- [ACTIVITY] Your answer should hold each line of the material that contains the word "content".
==== SUPPLIED RECORDS ====
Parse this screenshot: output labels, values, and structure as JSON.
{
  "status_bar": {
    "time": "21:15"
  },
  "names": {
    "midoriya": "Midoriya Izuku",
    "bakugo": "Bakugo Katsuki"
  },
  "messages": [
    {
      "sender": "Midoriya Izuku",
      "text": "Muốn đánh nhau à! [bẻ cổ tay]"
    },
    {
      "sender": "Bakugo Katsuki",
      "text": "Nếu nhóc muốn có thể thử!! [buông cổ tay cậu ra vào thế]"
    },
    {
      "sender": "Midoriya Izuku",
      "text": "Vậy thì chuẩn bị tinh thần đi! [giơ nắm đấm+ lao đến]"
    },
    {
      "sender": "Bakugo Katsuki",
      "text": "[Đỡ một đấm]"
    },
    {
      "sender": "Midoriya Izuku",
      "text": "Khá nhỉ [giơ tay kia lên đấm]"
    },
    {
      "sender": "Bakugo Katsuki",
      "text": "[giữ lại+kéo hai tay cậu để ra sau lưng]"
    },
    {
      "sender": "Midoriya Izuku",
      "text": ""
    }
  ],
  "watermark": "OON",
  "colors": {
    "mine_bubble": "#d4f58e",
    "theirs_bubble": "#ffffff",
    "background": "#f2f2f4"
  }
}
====
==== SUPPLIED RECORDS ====
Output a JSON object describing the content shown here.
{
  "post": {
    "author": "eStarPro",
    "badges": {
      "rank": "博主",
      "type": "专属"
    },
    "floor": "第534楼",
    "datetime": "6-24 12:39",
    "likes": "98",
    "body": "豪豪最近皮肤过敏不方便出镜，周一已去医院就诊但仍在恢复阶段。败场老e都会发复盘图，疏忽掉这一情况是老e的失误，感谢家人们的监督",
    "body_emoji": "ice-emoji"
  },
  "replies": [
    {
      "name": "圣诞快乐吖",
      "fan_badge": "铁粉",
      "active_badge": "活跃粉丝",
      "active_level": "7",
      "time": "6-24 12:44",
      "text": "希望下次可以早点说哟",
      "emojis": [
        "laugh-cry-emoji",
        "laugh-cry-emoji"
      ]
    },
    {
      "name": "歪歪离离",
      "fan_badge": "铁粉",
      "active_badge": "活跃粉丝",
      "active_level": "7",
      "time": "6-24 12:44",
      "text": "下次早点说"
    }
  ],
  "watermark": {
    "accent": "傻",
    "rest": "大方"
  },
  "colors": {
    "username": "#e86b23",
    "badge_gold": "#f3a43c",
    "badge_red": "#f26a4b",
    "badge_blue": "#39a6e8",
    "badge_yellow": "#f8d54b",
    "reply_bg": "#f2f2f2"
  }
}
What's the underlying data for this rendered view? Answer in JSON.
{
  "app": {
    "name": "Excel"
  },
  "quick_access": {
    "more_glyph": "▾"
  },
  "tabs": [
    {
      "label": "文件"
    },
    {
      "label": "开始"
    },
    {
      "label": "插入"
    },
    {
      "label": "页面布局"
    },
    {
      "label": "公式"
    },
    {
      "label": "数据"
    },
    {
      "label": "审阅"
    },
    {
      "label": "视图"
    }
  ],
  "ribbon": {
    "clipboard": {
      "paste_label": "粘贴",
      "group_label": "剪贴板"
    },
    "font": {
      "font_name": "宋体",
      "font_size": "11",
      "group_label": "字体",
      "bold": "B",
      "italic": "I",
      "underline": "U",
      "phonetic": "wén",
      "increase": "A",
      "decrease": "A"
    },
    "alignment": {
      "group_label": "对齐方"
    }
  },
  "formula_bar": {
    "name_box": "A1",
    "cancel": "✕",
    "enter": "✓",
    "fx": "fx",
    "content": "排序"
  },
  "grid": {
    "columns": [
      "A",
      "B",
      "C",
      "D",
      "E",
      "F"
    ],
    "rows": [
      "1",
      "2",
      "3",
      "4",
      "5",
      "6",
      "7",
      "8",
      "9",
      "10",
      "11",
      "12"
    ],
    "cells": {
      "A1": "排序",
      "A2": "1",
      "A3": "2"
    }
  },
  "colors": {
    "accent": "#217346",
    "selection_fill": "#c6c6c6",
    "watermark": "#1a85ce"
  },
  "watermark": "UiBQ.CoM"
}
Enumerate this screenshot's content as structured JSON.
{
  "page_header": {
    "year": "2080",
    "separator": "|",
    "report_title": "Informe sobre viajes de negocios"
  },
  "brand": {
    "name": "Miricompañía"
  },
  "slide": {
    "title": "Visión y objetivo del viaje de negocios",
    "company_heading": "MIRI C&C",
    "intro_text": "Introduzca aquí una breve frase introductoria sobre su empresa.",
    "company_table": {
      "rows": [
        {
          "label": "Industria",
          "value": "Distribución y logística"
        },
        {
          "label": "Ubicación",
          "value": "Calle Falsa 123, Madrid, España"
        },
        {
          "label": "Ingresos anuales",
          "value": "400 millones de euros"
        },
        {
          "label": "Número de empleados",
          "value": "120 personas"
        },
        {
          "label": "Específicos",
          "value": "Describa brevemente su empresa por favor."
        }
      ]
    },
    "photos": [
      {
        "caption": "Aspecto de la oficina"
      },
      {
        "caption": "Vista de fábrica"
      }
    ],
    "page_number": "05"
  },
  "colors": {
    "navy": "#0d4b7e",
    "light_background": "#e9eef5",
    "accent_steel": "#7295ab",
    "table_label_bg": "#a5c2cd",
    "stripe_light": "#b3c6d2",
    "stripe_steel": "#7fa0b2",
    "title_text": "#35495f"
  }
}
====
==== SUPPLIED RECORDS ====
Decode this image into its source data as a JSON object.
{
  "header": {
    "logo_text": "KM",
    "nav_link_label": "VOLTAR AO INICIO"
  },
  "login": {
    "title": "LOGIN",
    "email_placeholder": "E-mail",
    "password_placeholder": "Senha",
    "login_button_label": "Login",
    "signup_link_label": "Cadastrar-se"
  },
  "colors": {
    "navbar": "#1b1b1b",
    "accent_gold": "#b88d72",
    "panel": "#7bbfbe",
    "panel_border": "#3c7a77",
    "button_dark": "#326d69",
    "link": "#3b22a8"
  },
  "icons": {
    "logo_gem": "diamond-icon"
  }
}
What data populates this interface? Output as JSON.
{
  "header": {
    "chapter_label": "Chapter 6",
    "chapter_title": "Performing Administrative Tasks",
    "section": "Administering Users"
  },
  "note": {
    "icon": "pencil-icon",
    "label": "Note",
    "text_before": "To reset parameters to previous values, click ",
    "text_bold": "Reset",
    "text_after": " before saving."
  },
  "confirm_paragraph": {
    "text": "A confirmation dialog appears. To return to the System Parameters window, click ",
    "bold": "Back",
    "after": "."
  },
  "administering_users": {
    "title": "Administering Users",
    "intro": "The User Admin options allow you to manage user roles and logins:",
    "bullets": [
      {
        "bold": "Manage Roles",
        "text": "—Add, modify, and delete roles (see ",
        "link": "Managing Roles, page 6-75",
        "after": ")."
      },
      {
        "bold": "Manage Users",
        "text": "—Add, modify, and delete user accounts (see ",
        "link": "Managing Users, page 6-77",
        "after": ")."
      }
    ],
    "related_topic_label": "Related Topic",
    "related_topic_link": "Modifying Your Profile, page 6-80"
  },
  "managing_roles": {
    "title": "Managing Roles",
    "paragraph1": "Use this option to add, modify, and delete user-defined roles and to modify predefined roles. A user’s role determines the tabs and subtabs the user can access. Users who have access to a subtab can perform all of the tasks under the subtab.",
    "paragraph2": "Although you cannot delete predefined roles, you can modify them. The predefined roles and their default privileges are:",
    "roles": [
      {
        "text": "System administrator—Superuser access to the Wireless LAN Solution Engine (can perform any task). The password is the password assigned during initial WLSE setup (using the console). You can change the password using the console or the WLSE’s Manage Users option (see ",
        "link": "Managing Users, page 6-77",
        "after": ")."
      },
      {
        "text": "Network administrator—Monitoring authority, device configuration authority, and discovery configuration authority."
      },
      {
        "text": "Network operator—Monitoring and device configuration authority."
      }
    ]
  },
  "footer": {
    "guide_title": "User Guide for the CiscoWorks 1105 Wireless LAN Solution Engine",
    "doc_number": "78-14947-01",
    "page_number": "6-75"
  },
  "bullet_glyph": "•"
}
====
- [TASK ANSWER]
Output a JSON object describing the content shown here.
    "content": "排序"
Enumerate this screenshot's content as structured JSON.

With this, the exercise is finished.